Yes, the procedure is on the exclusion list, but to me an exclusion just means I need to make the insurance carrier work a little harder in denying my claim.  So even with the procedure specifically excluded as a benefit I still plan to ask for preauthorization for the surgery.  I expect my request to be denied, and from there I will follow the process to appeal the decision. After so many denials I’ll be allowed to meet with administrators overseeing the claim, and I’m hoping that my past history (an acute injury- car accident- botched procedure by one of their very own preferred providers) and my sparkling personality will encourage the administrators to reconsider my claim.

Prior obligations and the recovery process (6 – 8 weeks) require some planning, so I’m currently shooting for November to have the procedure done.  In the meantime, I wish to thank all of you for your love, kindness, and support. I have no words to express my gratitude, and no way to say thank you and have you know how heartfelt it is. The contributors to this anthology are all people that I admire and love, and their willingness to work together on this is truly inspiring. I’m humbled by the generosity shown by all of you. I’m truly overwhelmed by all of this, and I’m afraid I’ll never truly find the right words to thank you.  

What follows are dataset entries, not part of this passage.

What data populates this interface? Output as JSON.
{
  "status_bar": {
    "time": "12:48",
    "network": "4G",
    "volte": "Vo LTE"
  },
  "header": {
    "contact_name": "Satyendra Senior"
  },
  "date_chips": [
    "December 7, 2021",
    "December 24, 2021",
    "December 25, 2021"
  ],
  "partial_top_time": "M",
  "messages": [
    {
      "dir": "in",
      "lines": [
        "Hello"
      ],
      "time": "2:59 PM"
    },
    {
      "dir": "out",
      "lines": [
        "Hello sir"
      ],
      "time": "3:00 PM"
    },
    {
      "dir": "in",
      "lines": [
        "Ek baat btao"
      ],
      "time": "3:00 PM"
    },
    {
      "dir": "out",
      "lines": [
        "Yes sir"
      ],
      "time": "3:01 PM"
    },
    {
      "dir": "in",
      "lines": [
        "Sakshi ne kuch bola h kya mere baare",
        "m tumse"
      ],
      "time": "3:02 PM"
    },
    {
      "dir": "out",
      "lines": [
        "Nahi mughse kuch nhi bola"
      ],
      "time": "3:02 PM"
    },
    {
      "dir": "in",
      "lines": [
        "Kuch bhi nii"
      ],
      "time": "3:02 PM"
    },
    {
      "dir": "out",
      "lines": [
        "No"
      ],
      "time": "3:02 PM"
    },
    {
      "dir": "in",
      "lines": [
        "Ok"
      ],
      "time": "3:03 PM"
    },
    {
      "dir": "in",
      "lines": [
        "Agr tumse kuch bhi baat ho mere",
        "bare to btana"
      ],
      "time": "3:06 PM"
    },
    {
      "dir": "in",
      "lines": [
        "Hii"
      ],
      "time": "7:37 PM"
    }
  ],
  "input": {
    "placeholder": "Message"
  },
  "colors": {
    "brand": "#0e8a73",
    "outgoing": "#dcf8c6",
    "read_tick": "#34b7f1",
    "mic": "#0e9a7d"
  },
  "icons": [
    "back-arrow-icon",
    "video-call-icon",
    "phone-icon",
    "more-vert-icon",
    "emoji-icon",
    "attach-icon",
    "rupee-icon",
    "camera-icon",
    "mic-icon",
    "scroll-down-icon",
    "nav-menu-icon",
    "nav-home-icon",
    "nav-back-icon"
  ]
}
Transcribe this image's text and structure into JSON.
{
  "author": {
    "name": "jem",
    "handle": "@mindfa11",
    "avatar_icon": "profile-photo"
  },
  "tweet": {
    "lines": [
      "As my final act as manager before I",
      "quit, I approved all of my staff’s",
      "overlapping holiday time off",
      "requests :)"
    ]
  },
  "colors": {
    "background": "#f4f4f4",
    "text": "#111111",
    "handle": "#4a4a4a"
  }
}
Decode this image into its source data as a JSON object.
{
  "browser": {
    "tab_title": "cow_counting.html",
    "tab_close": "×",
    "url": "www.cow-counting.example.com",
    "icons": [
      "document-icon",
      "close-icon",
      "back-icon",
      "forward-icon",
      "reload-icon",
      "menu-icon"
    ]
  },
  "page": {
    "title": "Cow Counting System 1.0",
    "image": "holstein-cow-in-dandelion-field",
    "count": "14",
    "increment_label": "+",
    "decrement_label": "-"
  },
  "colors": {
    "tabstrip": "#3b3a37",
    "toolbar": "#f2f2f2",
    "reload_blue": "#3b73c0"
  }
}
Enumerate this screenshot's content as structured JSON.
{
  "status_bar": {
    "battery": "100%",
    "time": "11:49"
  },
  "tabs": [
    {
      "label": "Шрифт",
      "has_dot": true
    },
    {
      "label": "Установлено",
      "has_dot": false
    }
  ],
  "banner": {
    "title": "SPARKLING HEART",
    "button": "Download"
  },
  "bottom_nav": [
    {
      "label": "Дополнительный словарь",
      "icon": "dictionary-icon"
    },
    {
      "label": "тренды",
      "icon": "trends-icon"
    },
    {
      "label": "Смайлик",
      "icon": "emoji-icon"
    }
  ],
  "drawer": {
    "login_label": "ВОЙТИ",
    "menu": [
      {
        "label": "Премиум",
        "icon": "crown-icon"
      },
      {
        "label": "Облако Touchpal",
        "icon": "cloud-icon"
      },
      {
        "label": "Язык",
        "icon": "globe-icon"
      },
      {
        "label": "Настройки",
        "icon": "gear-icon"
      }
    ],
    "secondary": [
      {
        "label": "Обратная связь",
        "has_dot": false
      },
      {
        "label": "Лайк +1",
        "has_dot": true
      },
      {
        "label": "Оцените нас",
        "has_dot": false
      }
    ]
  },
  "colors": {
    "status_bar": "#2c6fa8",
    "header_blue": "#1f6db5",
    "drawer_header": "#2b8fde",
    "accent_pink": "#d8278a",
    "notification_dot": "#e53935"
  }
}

So, thank you… so very, very much.



Linda Rodriguez said...

Aw, sweetie, everyone's doing it because they love you. You're always a support to all of these writers in so many ways--with your blog, with Shotgun Honey, with your tweets and emails and little loving cheer-up gifts in the mail. It's karma!

Josh Stallings said...

You have lead a wild life my friend. Some people are given pain and use it as an excuse to be rotten to those around them. You, m'dear, are loving and sweet and supportive to all the know you. And if that isn't enough, your essays just get better and better.

Kristin said...

We think you're pretty awesome, sweetie.

That is all.

inkgrrl said...

All I can say is YARRR!! Which doesn't require moving my jaw at all. You should try it ;-)

PS - Why is my captcha calling me hanywou 39? Did I miss the dead drop again? Agent Psysalem8 out.

Steve Weddle said...


Nigel Bird said...

sorry i wasn't there to send in a story, but i'm with you in my own way and i'll soon have a copy of the book. warmth and thoughts from over the pond. xx

Anonymous said...

thanks for sharing.